● **Problem details**: Each record below is to be output with no change at all.

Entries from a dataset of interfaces
################

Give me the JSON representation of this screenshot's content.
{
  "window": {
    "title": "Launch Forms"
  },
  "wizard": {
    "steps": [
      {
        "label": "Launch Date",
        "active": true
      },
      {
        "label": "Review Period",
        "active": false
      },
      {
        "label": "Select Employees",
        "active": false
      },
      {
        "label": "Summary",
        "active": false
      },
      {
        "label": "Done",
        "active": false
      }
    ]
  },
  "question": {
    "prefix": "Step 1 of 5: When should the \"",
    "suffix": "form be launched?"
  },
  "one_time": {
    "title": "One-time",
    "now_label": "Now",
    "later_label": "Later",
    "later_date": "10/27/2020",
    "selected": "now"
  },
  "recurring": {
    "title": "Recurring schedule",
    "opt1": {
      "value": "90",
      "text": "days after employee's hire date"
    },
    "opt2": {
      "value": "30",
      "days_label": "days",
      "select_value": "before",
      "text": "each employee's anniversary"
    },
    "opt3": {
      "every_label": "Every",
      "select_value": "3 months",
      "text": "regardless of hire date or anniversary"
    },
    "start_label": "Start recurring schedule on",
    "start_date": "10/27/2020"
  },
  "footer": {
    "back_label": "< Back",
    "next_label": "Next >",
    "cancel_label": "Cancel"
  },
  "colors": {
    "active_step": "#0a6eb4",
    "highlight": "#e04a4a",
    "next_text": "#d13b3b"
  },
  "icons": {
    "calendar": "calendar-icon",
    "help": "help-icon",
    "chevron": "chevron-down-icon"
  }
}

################

● **Solved exercise**:
Give me the JSON representation of this screenshot's content.
{
  "window": {
    "title": "Launch Forms"
  },
  "wizard": {
    "steps": [
      {
        "label": "Launch Date",
        "active": true
      },
      {
        "label": "Review Period",
        "active": false
      },
      {
        "label": "Select Employees",
        "active": false
      },
      {
        "label": "Summary",
        "active": false
      },
      {
        "label": "Done",
        "active": false
      }
    ]
  },
  "question": {
    "prefix": "Step 1 of 5: When should the \"",
    "suffix": "form be launched?"
  },
  "one_time": {
    "title": "One-time",
    "now_label": "Now",
    "later_label": "Later",
    "later_date": "10/27/2020",
    "selected": "now"
  },
  "recurring": {
    "title": "Recurring schedule",
    "opt1": {
      "value": "90",
      "text": "days after employee's hire date"
    },
    "opt2": {
      "value": "30",
      "days_label": "days",
      "select_value": "before",
      "text": "each employee's anniversary"
    },
    "opt3": {
      "every_label": "Every",
      "select_value": "3 months",
      "text": "regardless of hire date or anniversary"
    },
    "start_label": "Start recurring schedule on",
    "start_date": "10/27/2020"
  },
  "footer": {
    "back_label": "< Back",
    "next_label": "Next >",
    "cancel_label": "Cancel"
  },
  "colors": {
    "active_step": "#0a6eb4",
    "highlight": "#e04a4a",
    "next_text": "#d13b3b"
  },
  "icons": {
    "calendar": "calendar-icon",
    "help": "help-icon",
    "chevron": "chevron-down-icon"
  }
}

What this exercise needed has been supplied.